The Gambler’s Fallacy is the erroneous belief that if deviations from expected behavior are observed in repeated independent trials of some random process, future deviations in the opposite direction are then more likely. For example, if a fair coin is flipped four times and lands on heads each time, some individuals might mistakenly believe that the next flip is more likely to land on tails. However, each coin flip is an independent event, and the outcome of previous flips does not influence future outcomes.

This fallacy can lead individuals to make poor decisions, such as assuming that a stock’s price will reverse direction after a series of consecutive gains or losses. In reality, past performance does not predict future outcomes in random processes, whether it’s coin flips or stock market trends.

Self-Serving Bias:

Self-Serving Bias refers to the tendency of individuals to attribute their successes to internal factors like skill or intelligence, while blaming external factors like luck or circumstance for their failures. For example, a successful investor might attribute their gains to their expertise in the market, while attributing any losses to unforeseen market conditions.

This bias can lead to overconfidence and an inflated sense of one’s abilities, which can result in taking excessive risks or failing to learn from past mistakes.

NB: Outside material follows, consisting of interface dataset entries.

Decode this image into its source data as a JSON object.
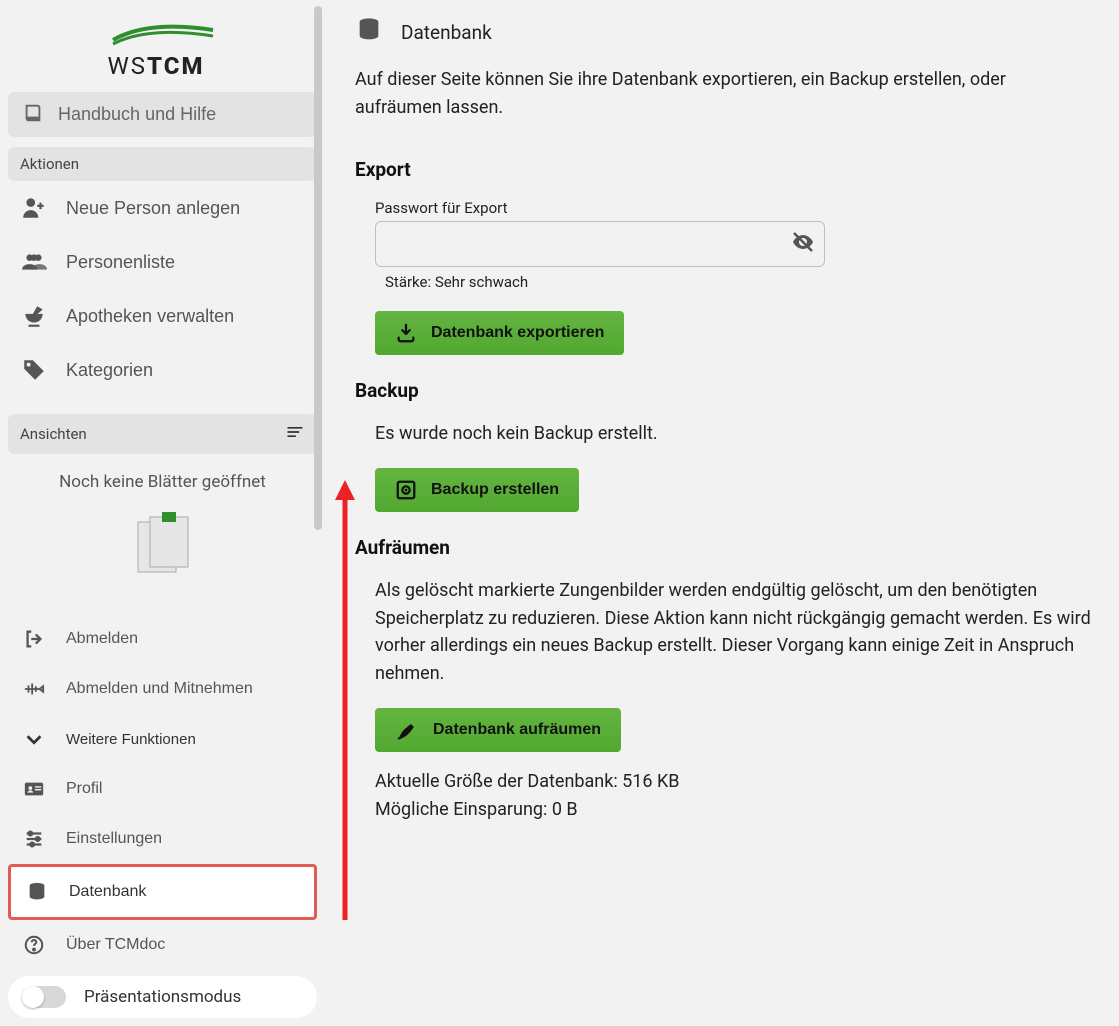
{
  "sidebar": {
    "logo_part1": "WS",
    "logo_part2": "TCM",
    "help_label": "Handbuch und Hilfe",
    "section_actions": "Aktionen",
    "items_actions": [
      {
        "label": "Neue Person anlegen"
      },
      {
        "label": "Personenliste"
      },
      {
        "label": "Apotheken verwalten"
      },
      {
        "label": "Kategorien"
      }
    ],
    "section_views": "Ansichten",
    "views_empty": "Noch keine Blätter geöffnet",
    "items_bottom": [
      {
        "label": "Abmelden"
      },
      {
        "label": "Abmelden und Mitnehmen"
      },
      {
        "label": "Weitere Funktionen"
      },
      {
        "label": "Profil"
      },
      {
        "label": "Einstellungen"
      },
      {
        "label": "Datenbank"
      },
      {
        "label": "Über TCMdoc"
      }
    ],
    "presentation_label": "Präsentationsmodus"
  },
  "page": {
    "title": "Datenbank",
    "description": "Auf dieser Seite können Sie ihre Datenbank exportieren, ein Backup erstellen, oder aufräumen lassen.",
    "export": {
      "heading": "Export",
      "password_label": "Passwort für Export",
      "password_value": "",
      "strength_label": "Stärke: Sehr schwach",
      "button": "Datenbank exportieren"
    },
    "backup": {
      "heading": "Backup",
      "status": "Es wurde noch kein Backup erstellt.",
      "button": "Backup erstellen"
    },
    "cleanup": {
      "heading": "Aufräumen",
      "text": "Als gelöscht markierte Zungenbilder werden endgültig gelöscht, um den benötigten Speicherplatz zu reduzieren. Diese Aktion kann nicht rückgängig gemacht werden. Es wird vorher allerdings ein neues Backup erstellt. Dieser Vorgang kann einige Zeit in Anspruch nehmen.",
      "button": "Datenbank aufräumen",
      "size_label": "Aktuelle Größe der Datenbank: 516 KB",
      "savings_label": "Mögliche Einsparung: 0 B"
    }
  }
}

Investors who fall victim to self-serving bias may overlook the role of luck or chance in their successes and failures, leading to suboptimal decision-making.

Money Illusion:

Money Illusion occurs when individuals focus on the nominal value of money rather than its purchasing power. This can lead to misunderstandings about the true value of assets or income, especially in the presence of inflation. For example, a nominal increase in salary may seem significant, but if it fails to keep pace with inflation, the individual’s purchasing power may remain unchanged or even decrease.

This bias can influence economic behavior by affecting perceptions of fairness, demand for goods and services, and decisions about wages and prices. Individuals who are unaware of the effects of inflation may make decisions based on nominal values alone, leading to financial mismanagement and inefficient allocation of resources.

Mitigating Cognitive Biases:

Recognizing and mitigating cognitive biases is essential for making informed and rational decisions. Strategies for overcoming these biases include:

  1. Education: Increasing awareness of cognitive biases and their effects can help individuals recognize when they are influencing decision-making processes.
  2. Post-Analysis: Reflecting on past decisions and their outcomes can help identify instances where cognitive biases may have played a role. Learning from mistakes and successes can improve decision-making in the future.
  3. Objective Evaluation: Striving for objectivity and considering multiple perspectives can help mitigate the influence of biases. Seeking feedback from others and evaluating decisions based on facts and evidence can lead to more rational choices.

In conclusion, cognitive biases are inherent aspects of human psychology that can significantly impact decision-making processes. By understanding these biases and implementing strategies to mitigate their effects, individuals can make more informed and rational decisions in both personal and professional contexts.